TASK STATEMENT: Your response should be every line from the entries that includes the string "created".

(Dataset rows describing interfaces)
--- START ---
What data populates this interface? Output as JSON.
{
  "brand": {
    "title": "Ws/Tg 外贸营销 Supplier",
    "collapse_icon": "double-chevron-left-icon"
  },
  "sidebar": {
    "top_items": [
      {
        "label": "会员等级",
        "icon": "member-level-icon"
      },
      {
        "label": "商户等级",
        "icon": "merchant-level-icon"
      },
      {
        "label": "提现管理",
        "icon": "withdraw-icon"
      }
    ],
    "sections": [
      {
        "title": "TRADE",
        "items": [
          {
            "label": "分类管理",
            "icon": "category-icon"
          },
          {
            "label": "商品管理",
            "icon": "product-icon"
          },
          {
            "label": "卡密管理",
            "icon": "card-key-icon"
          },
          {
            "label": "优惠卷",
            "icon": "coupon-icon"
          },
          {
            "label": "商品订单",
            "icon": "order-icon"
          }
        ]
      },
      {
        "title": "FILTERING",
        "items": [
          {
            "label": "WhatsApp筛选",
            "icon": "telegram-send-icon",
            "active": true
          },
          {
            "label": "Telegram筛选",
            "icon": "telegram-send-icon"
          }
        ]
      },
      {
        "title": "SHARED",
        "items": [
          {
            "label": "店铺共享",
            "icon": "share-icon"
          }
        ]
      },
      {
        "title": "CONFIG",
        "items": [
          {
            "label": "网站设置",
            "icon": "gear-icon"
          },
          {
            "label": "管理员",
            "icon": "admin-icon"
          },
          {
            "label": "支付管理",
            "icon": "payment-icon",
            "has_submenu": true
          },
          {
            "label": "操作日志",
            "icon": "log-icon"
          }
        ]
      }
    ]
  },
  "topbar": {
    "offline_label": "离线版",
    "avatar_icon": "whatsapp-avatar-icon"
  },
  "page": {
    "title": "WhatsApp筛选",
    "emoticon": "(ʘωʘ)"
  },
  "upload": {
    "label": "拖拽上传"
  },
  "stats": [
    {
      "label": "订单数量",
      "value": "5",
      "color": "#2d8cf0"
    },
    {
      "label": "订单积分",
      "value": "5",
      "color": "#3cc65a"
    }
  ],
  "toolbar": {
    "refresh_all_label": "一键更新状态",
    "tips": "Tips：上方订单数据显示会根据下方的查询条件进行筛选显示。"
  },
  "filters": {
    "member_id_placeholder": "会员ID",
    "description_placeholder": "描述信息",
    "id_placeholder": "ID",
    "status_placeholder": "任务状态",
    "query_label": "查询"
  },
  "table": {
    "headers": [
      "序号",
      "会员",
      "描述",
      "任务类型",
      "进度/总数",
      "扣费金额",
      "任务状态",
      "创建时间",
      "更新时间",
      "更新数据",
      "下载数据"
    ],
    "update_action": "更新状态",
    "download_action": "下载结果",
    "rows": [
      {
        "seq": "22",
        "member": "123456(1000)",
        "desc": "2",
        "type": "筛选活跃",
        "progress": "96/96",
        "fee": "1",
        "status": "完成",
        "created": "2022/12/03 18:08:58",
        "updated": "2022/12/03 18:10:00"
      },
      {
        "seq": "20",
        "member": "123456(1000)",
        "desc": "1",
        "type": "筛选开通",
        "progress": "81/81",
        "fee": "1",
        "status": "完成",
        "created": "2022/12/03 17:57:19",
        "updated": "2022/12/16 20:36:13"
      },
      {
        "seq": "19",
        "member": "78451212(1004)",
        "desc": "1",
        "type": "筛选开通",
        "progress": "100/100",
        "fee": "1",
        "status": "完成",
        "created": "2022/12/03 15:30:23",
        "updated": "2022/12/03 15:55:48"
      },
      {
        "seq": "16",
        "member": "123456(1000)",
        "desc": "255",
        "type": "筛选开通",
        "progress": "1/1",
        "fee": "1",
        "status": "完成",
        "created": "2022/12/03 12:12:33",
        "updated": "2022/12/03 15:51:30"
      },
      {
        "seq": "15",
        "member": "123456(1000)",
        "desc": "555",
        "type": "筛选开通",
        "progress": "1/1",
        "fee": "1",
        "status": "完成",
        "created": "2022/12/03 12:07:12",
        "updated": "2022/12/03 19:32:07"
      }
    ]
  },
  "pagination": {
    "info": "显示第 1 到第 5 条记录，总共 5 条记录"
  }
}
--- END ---
SOLUTION TO THE PROBLEM:
        "created": "2022/12/03 18:08:58",
        "created": "2022/12/03 17:57:19",
        "created": "2022/12/03 15:30:23",
        "created": "2022/12/03 12:12:33",
        "created": "2022/12/03 12:07:12",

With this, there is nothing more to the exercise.